The most prominent was Crause Steyl, a pilot who served in the apartheid-era special forces. He claimed that Sir Mark was fully aware of the plot, flew a helicopter to test its suitability for use in the coup, and paid two amounts, totalling $275,000 (£145,000), into a company run by Mr Steyl. Sir Mark admits paying the money, but insists it was for an air ambulance service run by the pilot.

Although Sir Mark and his lawyers insisted that he would have full answers to the allegations against him once the case reached court, the South African authorities seemed in little haste to build a case against him. His next appearance under the anti-mercenary laws was not due until April, but local legal sources said a trial was unlikely until 2006 at the earliest.

In the meantime, he was fighting attempts by the Equatorial Guinea government to force him to answer questions about the coup plot - questions which his legal team argued would prejudice his case in South Africa. In November, he suffered a setback when the Cape high court overturned a previous ruling exempting him from having to answer the questions; an attempt to make a further appeal was due to be heard next month.

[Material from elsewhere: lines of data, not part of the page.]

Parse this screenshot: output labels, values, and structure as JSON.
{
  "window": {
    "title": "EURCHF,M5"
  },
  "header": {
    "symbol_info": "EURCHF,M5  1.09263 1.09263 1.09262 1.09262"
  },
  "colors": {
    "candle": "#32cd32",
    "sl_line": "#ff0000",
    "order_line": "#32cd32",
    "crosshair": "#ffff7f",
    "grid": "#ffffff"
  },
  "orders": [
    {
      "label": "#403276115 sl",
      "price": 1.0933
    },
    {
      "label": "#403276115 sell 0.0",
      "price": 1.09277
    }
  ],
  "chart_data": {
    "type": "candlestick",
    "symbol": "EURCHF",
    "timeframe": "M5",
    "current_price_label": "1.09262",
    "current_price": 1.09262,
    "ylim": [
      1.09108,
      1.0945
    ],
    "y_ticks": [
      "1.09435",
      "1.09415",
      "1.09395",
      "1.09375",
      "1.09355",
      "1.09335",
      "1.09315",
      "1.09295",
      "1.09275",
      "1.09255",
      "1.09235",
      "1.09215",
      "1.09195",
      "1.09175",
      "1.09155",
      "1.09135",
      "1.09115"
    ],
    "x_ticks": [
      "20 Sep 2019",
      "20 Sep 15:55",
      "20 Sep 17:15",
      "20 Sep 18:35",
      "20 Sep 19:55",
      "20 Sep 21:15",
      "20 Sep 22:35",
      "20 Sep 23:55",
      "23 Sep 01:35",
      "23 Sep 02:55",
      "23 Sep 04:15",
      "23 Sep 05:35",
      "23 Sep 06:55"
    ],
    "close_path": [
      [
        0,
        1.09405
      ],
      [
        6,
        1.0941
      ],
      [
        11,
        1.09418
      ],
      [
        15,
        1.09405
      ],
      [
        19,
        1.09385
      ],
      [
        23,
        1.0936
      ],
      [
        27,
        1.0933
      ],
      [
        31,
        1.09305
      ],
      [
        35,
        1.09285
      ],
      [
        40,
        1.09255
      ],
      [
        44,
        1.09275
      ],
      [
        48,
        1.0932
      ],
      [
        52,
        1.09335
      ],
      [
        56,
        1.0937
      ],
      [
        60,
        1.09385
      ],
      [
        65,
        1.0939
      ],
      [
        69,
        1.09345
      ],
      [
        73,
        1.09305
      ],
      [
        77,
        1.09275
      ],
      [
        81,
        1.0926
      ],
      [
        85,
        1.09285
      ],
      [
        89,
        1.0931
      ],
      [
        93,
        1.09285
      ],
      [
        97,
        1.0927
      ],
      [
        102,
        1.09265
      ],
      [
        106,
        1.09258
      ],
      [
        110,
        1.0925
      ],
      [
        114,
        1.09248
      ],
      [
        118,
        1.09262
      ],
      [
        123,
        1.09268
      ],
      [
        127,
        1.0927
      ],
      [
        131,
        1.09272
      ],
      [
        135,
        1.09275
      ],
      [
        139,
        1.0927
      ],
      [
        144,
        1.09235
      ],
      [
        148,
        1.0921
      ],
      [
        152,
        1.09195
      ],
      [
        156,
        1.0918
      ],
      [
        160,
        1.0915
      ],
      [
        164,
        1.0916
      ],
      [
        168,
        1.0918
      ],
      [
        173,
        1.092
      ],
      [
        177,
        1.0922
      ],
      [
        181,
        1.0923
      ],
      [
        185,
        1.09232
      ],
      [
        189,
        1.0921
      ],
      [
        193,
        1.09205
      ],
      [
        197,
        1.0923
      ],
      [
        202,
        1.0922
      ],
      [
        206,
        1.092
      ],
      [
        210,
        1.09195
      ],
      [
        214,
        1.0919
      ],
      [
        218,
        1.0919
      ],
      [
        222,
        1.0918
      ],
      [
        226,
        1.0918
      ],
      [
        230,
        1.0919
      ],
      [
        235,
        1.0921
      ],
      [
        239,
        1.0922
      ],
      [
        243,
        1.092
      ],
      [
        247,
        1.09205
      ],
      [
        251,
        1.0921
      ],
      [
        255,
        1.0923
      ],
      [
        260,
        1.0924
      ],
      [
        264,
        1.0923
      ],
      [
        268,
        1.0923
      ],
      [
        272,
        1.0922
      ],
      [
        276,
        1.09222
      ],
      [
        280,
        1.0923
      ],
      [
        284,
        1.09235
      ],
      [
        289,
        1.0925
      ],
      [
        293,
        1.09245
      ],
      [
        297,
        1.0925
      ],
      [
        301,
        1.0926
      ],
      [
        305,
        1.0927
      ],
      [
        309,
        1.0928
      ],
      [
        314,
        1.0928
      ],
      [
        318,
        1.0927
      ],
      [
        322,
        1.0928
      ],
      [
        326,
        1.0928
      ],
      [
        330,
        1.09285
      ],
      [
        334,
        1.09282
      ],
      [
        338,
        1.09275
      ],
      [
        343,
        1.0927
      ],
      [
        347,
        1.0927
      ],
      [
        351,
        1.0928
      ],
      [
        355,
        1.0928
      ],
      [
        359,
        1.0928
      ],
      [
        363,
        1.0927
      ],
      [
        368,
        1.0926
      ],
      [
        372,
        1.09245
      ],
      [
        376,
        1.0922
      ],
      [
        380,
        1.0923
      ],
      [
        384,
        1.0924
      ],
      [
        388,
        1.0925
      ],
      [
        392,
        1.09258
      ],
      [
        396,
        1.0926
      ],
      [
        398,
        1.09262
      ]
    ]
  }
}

South African sources said last night that several previous attempts to negotiate a deal had come to nothing, and that the present bargain could still founder on political considerations. President Thabo Mbeki's administration places great importance in African unity, and saw the Equatorial Guinea affair as an example of "neo-colonialism" by elements in Britain, abetted by members of the former apartheid regime. As the son of Baroness Thatcher, Sir Mark has high symbolic significance, even though no one has claimed his involvement in the plot was more than peripheral.

While Sir Mark is entangled in the South African legal system, several other figures implicated in the plot are in Britain. According to documents filed in the London High Court by Equatorial Guinea, the coup was masterminded by Ely Calil, a Lebanese-born, British-based oil dealer. He has denied involvement.

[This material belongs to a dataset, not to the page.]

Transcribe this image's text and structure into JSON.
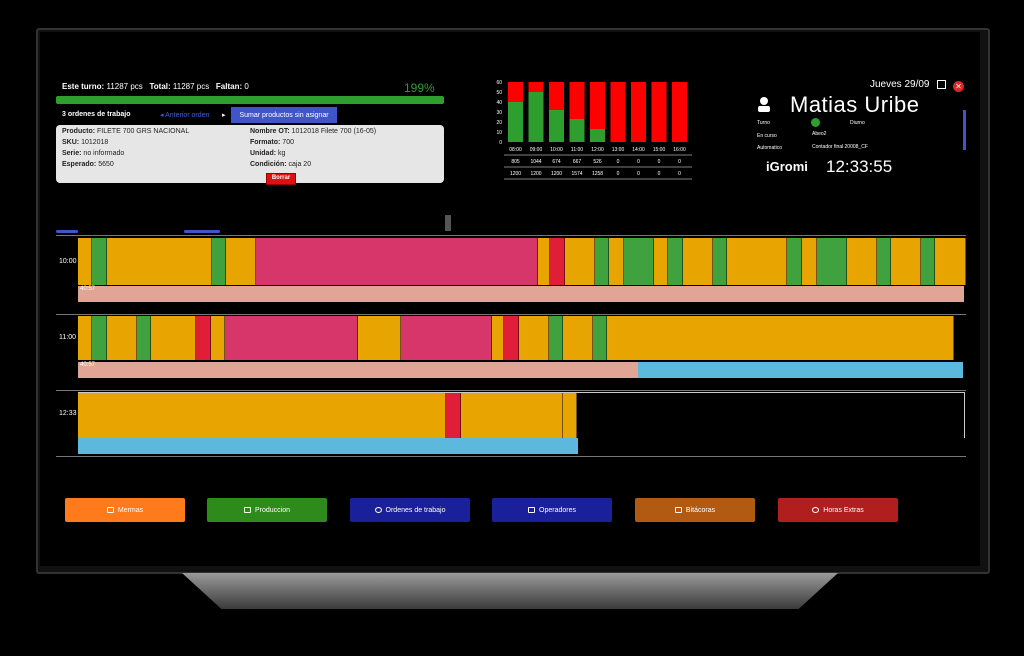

Leaked documents have shown a payment to a Channel Islands company controlled by Simon Mann from a "J H Archer". However, Lord Archer, a friend of Mr Calil, has also denied knowledge of the coup plan.